On Monday, the Royal Spanish Football Federation unveiled the jersey their players will wear at next year’s World Cup in Russia. For the most part, this was a conservative design, with the traditional Spanish team red punctuated with yellow stripes across the shoulders echoing the national flag.
However, running vertically down one side of the shirt is a jagged line combining yellow and, more controversially, purple.
“In Spain, purple is not just any old color,” noted El Confidential newspaper, commenting on the Republican connotations of Hue.
Many see Adidas’ new design as being directly inspired by the Spanish Republican flag, which features three stripes: red, yellow and purple.
“What kind of trash shirt is this?” Right-wing commentator Hermann Tertsch asked on Twitter, comparing it to a Soviet-era design.
Spain’s second left-wing republic lasted from 1931 to 1936, when a right-wing military coup led by Francisco Franco sparked three years of civil war, followed by four decades of dictatorship. The heritage of the republic continues to divide the Spaniards.
Right-wing columnist Alfonso UssÃa was also outraged, asking if “anyone within the Royal – yes Royal – Spanish Football Federation knows the flag of the fleeting republic, which was so ugly and so bad for our history” .
Many social media users have called for a boycott of Adidas.
But not everyone was critical. Pablo Iglesias, leader of the left-wing Podemos party, tweeted: âIt has been a long time since the national team had such a great shirt. The endorsement of Mr Iglesias, who himself was seen wearing a more blatant Republican design while playing football, only added to the left-wing aura of the new shirt.
Adding to the fury, some critics identified in the shirt the presence of the red and yellow striped flag of Catalonia, whose nationalist government recently declared independence, before Spanish authorities took control of the region.
The ousted President of Catalonia, Carles Puigdemont, has been in Belgium since last week, along with four former ministers, saying Spanish justice would not treat them fairly if they returned. Eight of his former cabinet colleagues have been jailed pending trial on charges including sedition, rebellion and embezzlement of public funds.

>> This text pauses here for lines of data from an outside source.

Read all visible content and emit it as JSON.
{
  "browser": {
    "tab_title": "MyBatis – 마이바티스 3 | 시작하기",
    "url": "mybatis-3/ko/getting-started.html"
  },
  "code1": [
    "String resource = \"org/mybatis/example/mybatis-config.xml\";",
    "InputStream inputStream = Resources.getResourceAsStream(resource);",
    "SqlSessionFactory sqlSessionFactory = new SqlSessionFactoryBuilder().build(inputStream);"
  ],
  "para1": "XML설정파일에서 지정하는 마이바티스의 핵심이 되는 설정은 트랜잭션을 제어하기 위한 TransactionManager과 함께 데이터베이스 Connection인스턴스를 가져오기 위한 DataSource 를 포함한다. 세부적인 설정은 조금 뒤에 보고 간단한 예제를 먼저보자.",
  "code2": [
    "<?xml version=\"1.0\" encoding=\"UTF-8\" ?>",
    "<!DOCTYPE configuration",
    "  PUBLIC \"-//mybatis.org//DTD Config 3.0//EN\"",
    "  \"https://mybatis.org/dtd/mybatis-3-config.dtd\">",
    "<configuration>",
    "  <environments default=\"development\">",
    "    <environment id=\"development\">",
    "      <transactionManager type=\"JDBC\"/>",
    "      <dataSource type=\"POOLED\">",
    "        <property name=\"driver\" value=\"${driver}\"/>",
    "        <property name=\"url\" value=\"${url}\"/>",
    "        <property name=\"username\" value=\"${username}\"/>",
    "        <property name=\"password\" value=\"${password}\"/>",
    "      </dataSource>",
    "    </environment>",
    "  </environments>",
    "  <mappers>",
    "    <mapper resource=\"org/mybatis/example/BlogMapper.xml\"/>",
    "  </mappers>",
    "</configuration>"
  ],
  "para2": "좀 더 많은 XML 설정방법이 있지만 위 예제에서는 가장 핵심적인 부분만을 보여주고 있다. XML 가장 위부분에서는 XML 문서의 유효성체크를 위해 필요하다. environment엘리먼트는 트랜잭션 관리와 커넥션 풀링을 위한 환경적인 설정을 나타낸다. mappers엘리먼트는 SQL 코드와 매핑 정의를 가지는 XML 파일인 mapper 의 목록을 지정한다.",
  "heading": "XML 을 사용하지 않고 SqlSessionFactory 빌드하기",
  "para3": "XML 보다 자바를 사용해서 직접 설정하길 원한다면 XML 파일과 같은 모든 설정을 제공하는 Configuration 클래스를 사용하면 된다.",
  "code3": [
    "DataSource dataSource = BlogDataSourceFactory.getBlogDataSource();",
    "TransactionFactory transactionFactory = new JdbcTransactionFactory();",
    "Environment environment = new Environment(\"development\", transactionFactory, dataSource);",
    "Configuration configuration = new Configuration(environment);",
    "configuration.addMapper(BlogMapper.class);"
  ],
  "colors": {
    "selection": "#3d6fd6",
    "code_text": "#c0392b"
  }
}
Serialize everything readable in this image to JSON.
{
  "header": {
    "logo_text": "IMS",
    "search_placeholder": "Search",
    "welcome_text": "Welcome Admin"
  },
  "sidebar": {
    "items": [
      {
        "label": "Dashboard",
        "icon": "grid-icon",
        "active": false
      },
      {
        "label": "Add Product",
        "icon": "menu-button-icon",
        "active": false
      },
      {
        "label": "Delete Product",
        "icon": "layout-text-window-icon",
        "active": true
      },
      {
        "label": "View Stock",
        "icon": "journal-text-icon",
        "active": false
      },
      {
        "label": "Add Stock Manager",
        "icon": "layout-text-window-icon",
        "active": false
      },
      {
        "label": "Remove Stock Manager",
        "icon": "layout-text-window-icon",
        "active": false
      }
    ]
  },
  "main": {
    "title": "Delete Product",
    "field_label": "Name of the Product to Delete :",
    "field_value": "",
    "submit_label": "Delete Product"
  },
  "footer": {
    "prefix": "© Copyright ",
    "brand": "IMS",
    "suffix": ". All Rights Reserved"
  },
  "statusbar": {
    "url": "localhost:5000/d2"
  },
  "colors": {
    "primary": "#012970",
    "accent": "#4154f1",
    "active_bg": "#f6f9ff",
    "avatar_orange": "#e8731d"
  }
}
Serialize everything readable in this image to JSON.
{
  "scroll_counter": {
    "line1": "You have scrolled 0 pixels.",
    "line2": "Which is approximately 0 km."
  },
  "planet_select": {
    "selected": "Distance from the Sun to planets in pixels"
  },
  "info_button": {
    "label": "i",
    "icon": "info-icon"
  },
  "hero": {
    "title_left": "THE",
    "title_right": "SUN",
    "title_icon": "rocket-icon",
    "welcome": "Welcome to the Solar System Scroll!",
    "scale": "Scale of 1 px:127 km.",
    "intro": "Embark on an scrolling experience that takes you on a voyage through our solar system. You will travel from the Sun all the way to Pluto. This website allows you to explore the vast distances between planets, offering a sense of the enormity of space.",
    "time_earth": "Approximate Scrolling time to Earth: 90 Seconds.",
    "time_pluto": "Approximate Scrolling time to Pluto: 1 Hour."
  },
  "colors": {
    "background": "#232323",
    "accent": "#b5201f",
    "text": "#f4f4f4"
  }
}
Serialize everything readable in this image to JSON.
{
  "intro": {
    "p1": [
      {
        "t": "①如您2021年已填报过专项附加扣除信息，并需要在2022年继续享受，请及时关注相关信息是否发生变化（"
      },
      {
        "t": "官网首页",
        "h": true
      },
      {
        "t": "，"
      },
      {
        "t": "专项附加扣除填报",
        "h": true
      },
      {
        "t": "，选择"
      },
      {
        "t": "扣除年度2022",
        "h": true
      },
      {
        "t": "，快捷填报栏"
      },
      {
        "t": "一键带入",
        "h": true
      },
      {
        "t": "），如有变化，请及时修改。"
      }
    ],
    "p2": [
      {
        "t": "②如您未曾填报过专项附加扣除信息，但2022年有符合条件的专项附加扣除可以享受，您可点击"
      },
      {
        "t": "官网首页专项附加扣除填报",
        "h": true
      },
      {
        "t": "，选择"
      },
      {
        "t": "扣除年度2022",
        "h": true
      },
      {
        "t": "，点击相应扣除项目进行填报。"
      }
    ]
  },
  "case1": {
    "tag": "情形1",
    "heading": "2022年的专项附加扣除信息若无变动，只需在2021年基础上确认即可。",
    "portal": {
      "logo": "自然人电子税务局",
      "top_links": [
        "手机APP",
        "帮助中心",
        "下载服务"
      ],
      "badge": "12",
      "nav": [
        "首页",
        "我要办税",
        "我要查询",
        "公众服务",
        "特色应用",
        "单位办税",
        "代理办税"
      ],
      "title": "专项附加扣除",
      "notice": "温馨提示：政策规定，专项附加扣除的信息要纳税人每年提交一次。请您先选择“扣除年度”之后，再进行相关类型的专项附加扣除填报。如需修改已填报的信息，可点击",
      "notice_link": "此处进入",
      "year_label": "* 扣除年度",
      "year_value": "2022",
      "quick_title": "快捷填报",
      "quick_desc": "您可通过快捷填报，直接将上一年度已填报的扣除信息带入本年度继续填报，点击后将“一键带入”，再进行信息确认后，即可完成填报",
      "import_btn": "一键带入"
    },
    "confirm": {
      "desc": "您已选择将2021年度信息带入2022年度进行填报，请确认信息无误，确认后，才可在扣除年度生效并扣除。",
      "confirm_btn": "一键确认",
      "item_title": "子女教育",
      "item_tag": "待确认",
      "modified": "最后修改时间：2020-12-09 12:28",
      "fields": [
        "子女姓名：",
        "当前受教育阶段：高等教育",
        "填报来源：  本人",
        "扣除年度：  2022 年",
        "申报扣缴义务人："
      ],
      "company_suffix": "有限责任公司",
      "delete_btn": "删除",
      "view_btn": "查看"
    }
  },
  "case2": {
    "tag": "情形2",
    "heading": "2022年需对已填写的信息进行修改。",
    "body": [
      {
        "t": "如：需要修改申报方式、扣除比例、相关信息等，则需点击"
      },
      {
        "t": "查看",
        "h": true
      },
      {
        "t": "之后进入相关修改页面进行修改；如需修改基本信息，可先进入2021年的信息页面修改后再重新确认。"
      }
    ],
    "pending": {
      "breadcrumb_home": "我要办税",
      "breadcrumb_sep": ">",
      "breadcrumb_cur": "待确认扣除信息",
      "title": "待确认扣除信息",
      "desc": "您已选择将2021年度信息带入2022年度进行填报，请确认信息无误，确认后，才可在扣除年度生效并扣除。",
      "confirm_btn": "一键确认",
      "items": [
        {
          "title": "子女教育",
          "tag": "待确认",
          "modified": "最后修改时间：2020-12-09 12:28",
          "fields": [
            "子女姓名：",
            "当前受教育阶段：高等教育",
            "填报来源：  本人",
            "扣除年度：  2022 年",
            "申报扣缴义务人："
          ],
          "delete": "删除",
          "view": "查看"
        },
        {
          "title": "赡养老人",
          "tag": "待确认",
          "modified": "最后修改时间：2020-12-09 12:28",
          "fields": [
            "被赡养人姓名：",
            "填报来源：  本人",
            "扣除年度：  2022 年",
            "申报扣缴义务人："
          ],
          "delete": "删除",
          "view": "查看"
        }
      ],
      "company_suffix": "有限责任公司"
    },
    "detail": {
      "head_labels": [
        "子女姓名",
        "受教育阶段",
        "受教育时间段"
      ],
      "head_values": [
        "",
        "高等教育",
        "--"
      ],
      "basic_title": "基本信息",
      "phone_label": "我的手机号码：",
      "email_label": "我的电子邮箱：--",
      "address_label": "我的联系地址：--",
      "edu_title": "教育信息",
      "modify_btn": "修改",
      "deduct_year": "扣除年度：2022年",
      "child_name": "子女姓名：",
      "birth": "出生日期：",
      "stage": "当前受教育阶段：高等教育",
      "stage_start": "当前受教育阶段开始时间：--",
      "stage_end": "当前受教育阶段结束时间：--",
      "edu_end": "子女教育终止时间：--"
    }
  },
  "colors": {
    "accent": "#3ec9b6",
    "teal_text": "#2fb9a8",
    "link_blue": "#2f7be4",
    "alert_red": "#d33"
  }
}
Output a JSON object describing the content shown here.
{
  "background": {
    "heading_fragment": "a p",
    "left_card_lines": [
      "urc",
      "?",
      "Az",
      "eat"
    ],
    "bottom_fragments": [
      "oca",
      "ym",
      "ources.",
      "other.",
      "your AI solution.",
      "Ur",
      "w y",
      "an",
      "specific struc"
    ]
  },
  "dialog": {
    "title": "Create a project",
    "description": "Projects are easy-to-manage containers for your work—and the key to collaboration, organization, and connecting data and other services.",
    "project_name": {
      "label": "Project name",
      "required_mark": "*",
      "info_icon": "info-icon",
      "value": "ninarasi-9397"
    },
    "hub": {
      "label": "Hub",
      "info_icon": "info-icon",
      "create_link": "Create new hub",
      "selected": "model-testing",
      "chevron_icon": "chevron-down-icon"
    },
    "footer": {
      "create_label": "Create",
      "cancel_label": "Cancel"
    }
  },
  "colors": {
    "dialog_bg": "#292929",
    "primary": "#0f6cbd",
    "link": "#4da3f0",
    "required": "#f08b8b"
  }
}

On Tuesday, Puigdemont told Radio Catalunya that the Spanish government had staged “an illegal coup” by triggering article 155 of the constitution, which allowed him to implement direct rule in the Catalan region.
“Europe cannot have an entire government in exile or in prison,” said Puigdemont, who is fighting against Spanish repatriation attempts.
The Spanish government has called Catalan elections for December 21, when Madrid’s direct rule would theoretically end. However, a spokesman for the ruling People’s Party (PP), Rafael Hernando, warned on Tuesday that it could be re-introduced if the pro-independence parties win these elections and resume their pro-independence campaign.